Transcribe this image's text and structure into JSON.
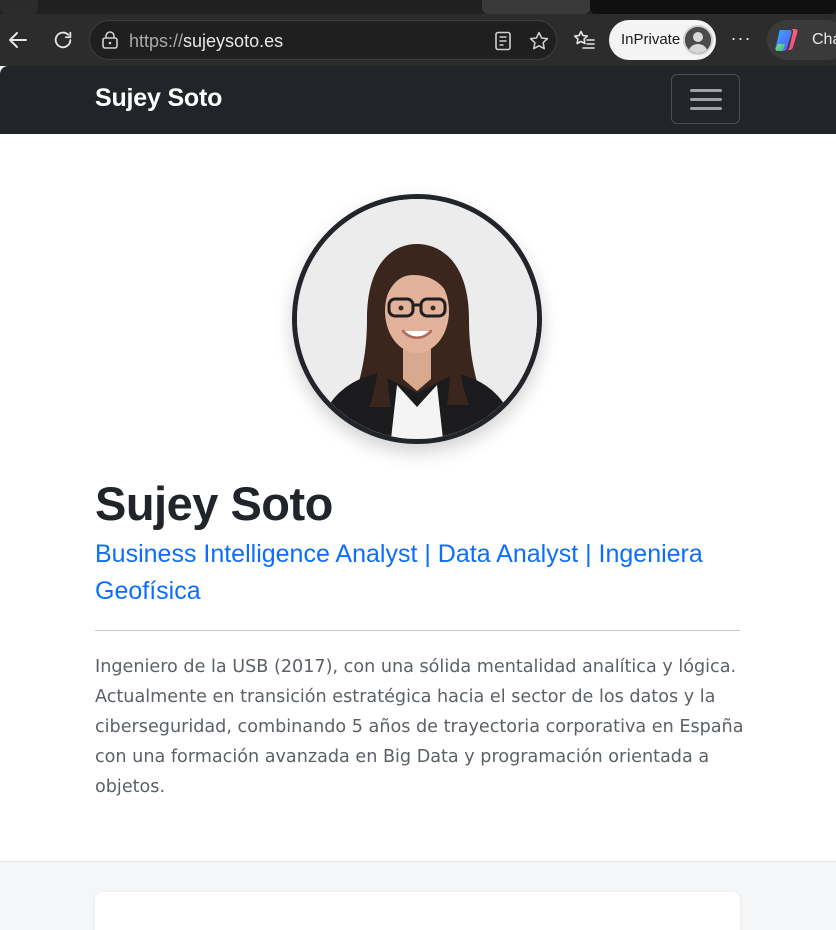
{
  "browser": {
    "url_protocol": "https://",
    "url_host": "sujeysoto.es",
    "inprivate_label": "InPrivate",
    "more_label": "···",
    "copilot_label": "Cha",
    "icons": [
      "back-arrow-icon",
      "refresh-icon",
      "lock-icon",
      "reader-mode-icon",
      "favorite-star-icon",
      "favorites-list-icon",
      "profile-avatar-icon",
      "more-options-icon",
      "copilot-logo-icon"
    ]
  },
  "navbar": {
    "brand": "Sujey Soto",
    "toggler_icon": "hamburger-menu-icon"
  },
  "hero": {
    "photo_alt": "Sujey Soto",
    "name": "Sujey Soto",
    "role_line1": "Business Intelligence Analyst | Data Analyst | Ingeniera",
    "role_line2": "Geofísica",
    "bio_lines": [
      "Ingeniero de la USB (2017), con una sólida mentalidad analítica y lógica.",
      "Actualmente en transición estratégica hacia el sector de los datos y la",
      "ciberseguridad, combinando 5 años de trayectoria corporativa en España",
      "con una formación avanzada en Big Data y programación orientada a",
      "objetos."
    ]
  },
  "colors": {
    "navbar_bg": "#212529",
    "accent": "#0d6efd",
    "text_dark": "#212529",
    "text_muted": "#5b6167",
    "section_bg": "#f5f6f8"
  }
}
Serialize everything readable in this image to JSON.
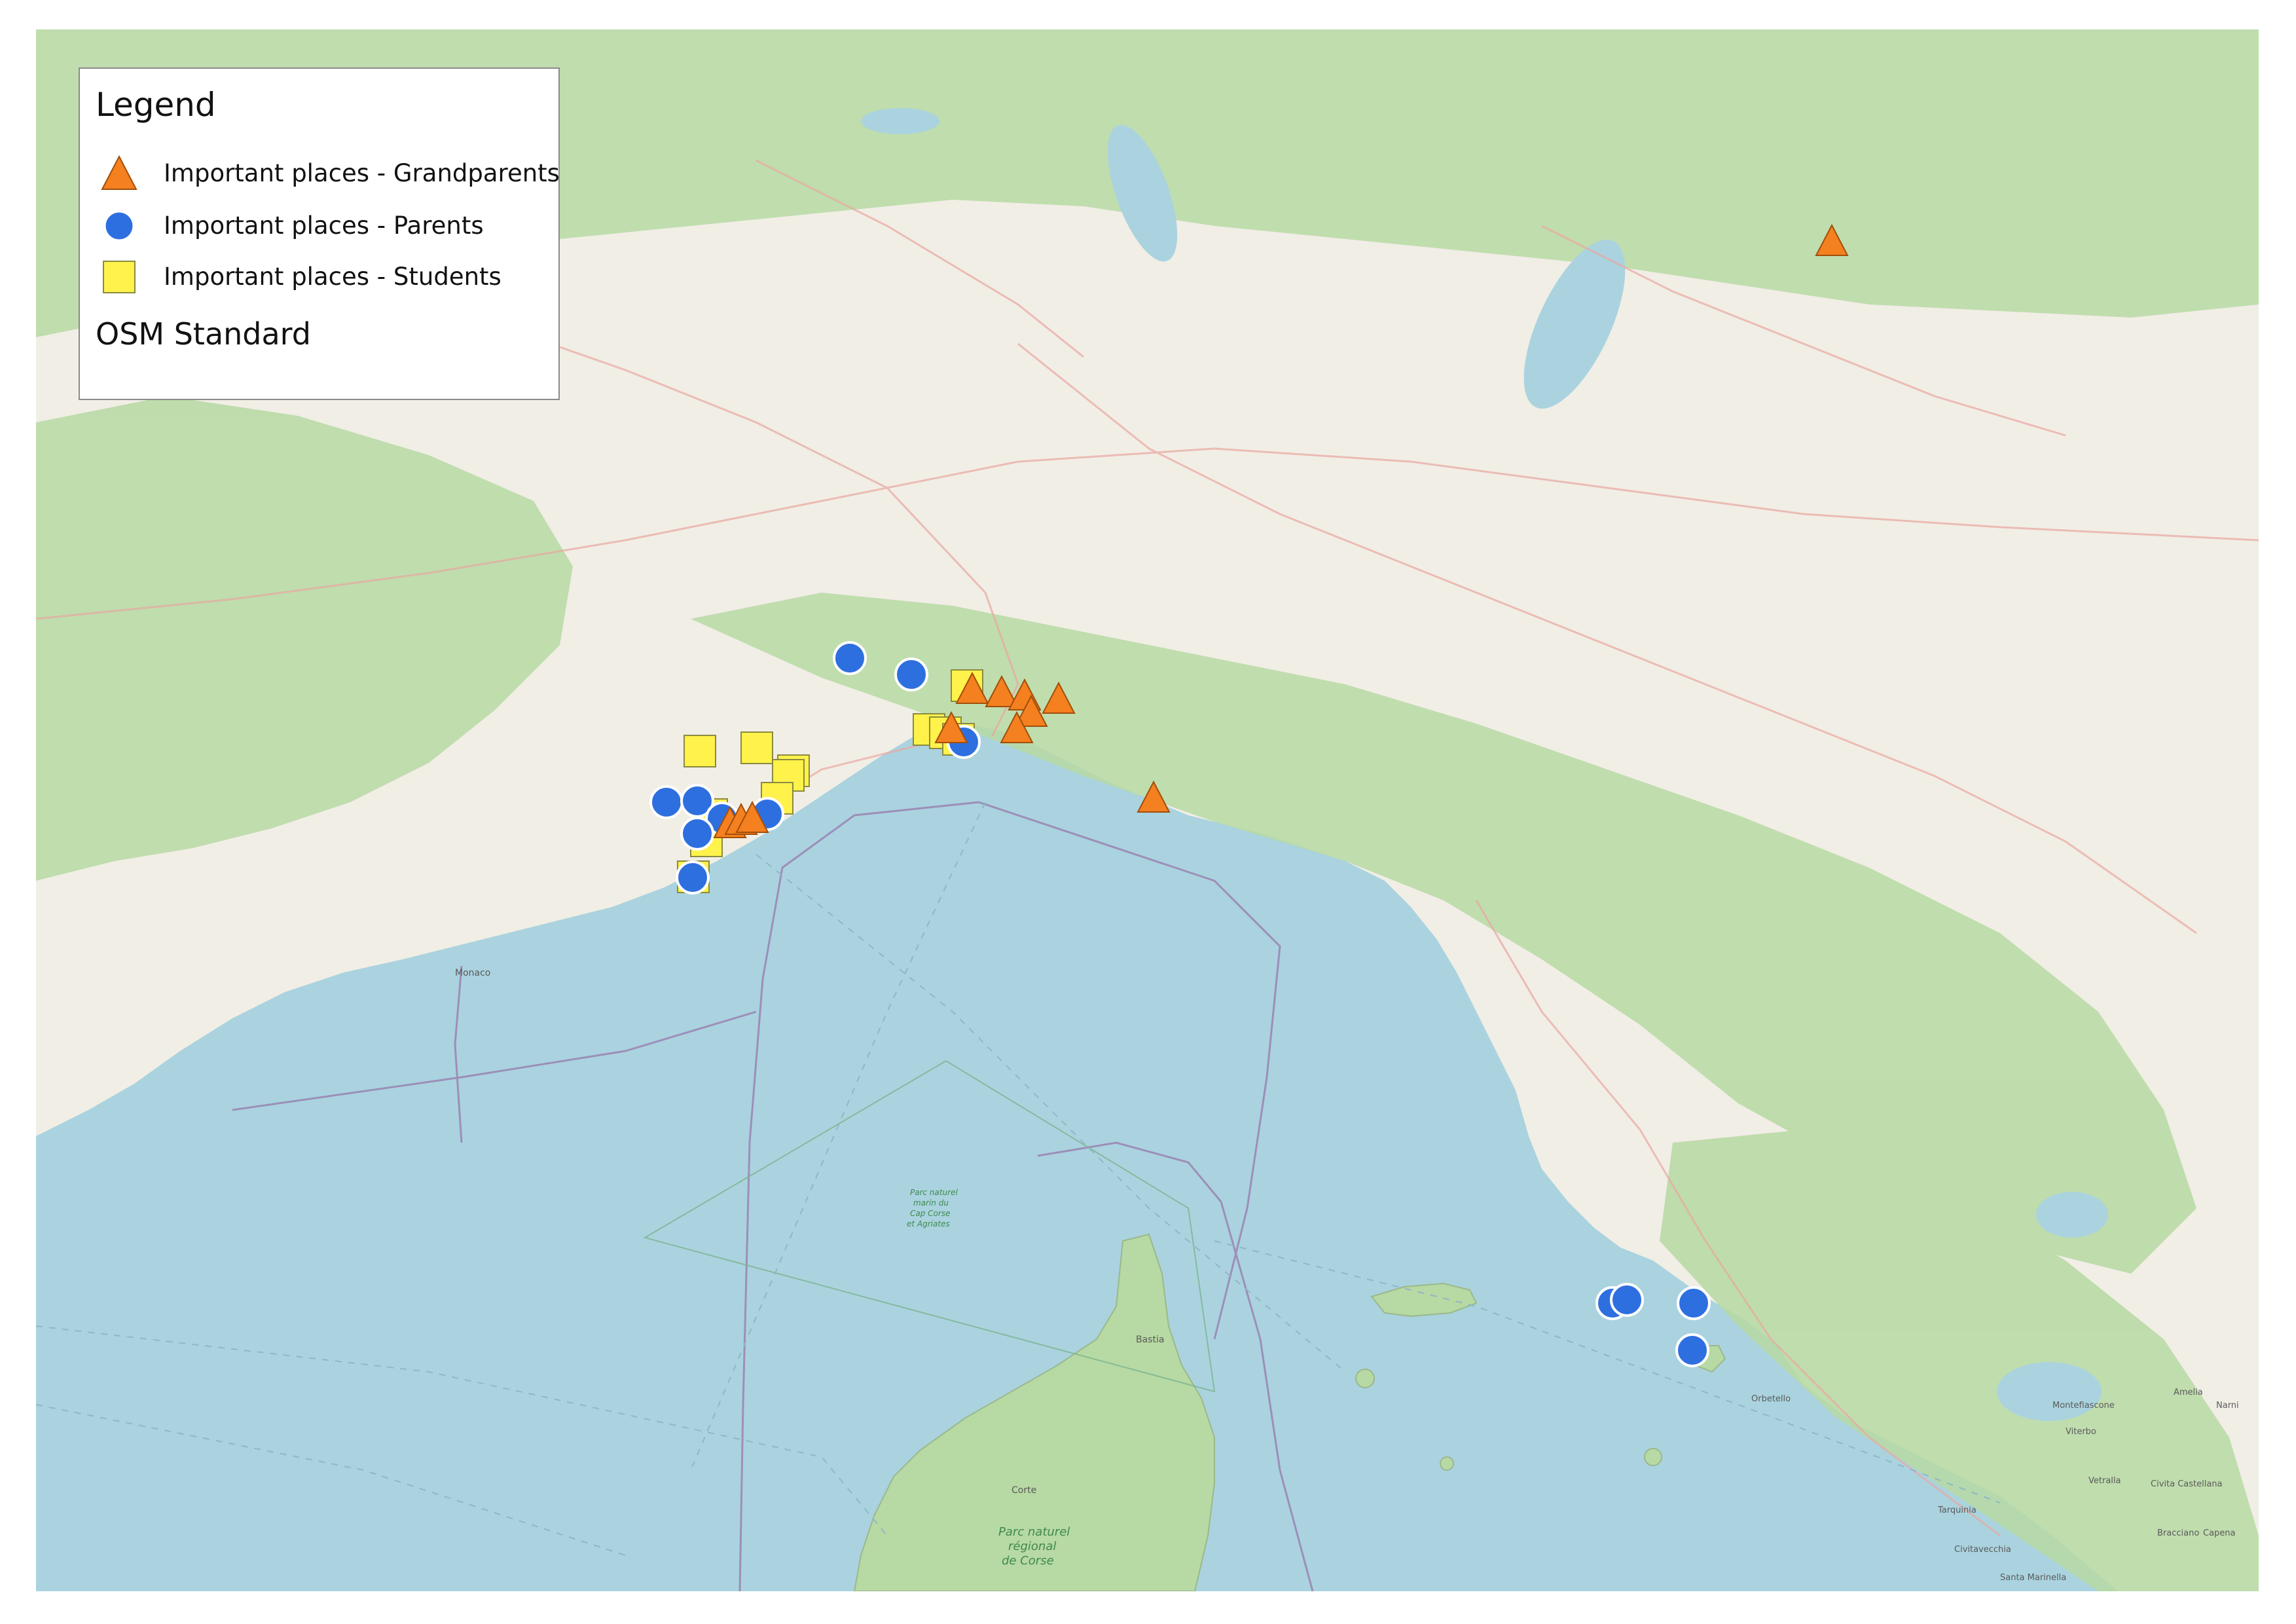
{
  "legend": {
    "title": "Legend",
    "items": [
      {
        "label": "Important places - Grandparents",
        "shape": "triangle",
        "color": "#f4801f"
      },
      {
        "label": "Important places - Parents",
        "shape": "circle",
        "color": "#2e6fe0"
      },
      {
        "label": "Important places - Students",
        "shape": "square",
        "color": "#fff24a"
      }
    ],
    "basemap_label": "OSM Standard"
  },
  "map_labels": {
    "bastia": "Bastia",
    "corte": "Corte",
    "parc_corse": [
      "Parc naturel",
      "régional",
      "de Corse"
    ],
    "orbetello": "Orbetello",
    "montefiascone": "Montefiascone",
    "viterbo": "Viterbo",
    "tarquinia": "Tarquinia",
    "vetralla": "Vetralla",
    "civita_castellana": "Civita Castellana",
    "civitavecchia": "Civitavecchia",
    "santa_marinella": "Santa Marinella",
    "amelia": "Amelia",
    "narni": "Narni",
    "bracciano": "Bracciano",
    "capena": "Capena",
    "monaco": "Monaco",
    "parc_cap_corse": [
      "Parc naturel",
      "marin du",
      "Cap Corse",
      "et Agriates"
    ]
  },
  "colors": {
    "sea": "#aad3df",
    "land": "#f1eee6",
    "forest": "#b7d9a3",
    "grandparents": "#f4801f",
    "parents": "#2e6fe0",
    "students": "#fff24a"
  },
  "icons": {
    "grandparents": "orange-triangle-icon",
    "parents": "blue-circle-icon",
    "students": "yellow-square-icon"
  }
}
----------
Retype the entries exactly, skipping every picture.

| SOLUTION BELOW |
Transcribe this image's text and structure into JSON.
{
  "browser": {
    "url_protocol": "https://",
    "url_host": "sujeysoto.es",
    "inprivate_label": "InPrivate",
    "more_label": "···",
    "copilot_label": "Cha",
    "icons": [
      "back-arrow-icon",
      "refresh-icon",
      "lock-icon",
      "reader-mode-icon",
      "favorite-star-icon",
      "favorites-list-icon",
      "profile-avatar-icon",
      "more-options-icon",
      "copilot-logo-icon"
    ]
  },
  "navbar": {
    "brand": "Sujey Soto",
    "toggler_icon": "hamburger-menu-icon"
  },
  "hero": {
    "photo_alt": "Sujey Soto",
    "name": "Sujey Soto",
    "role_line1": "Business Intelligence Analyst | Data Analyst | Ingeniera",
    "role_line2": "Geofísica",
    "bio_lines": [
      "Ingeniero de la USB (2017), con una sólida mentalidad analítica y lógica.",
      "Actualmente en transición estratégica hacia el sector de los datos y la",
      "ciberseguridad, combinando 5 años de trayectoria corporativa en España",
      "con una formación avanzada en Big Data y programación orientada a",
      "objetos."
    ]
  },
  "colors": {
    "navbar_bg": "#212529",
    "accent": "#0d6efd",
    "text_dark": "#212529",
    "text_muted": "#5b6167",
    "section_bg": "#f5f6f8"
  }
}
Serialize everything readable in this image to JSON.
{
  "legend": {
    "title": "Legend",
    "items": [
      {
        "label": "Important places - Grandparents",
        "shape": "triangle",
        "color": "#f4801f"
      },
      {
        "label": "Important places - Parents",
        "shape": "circle",
        "color": "#2e6fe0"
      },
      {
        "label": "Important places - Students",
        "shape": "square",
        "color": "#fff24a"
      }
    ],
    "basemap_label": "OSM Standard"
  },
  "map_labels": {
    "bastia": "Bastia",
    "corte": "Corte",
    "parc_corse": [
      "Parc naturel",
      "régional",
      "de Corse"
    ],
    "orbetello": "Orbetello",
    "montefiascone": "Montefiascone",
    "viterbo": "Viterbo",
    "tarquinia": "Tarquinia",
    "vetralla": "Vetralla",
    "civita_castellana": "Civita Castellana",
    "civitavecchia": "Civitavecchia",
    "santa_marinella": "Santa Marinella",
    "amelia": "Amelia",
    "narni": "Narni",
    "bracciano": "Bracciano",
    "capena": "Capena",
    "monaco": "Monaco",
    "parc_cap_corse": [
      "Parc naturel",
      "marin du",
      "Cap Corse",
      "et Agriates"
    ]
  },
  "colors": {
    "sea": "#aad3df",
    "land": "#f1eee6",
    "forest": "#b7d9a3",
    "grandparents": "#f4801f",
    "parents": "#2e6fe0",
    "students": "#fff24a"
  },
  "icons": {
    "grandparents": "orange-triangle-icon",
    "parents": "blue-circle-icon",
    "students": "yellow-square-icon"
  }
}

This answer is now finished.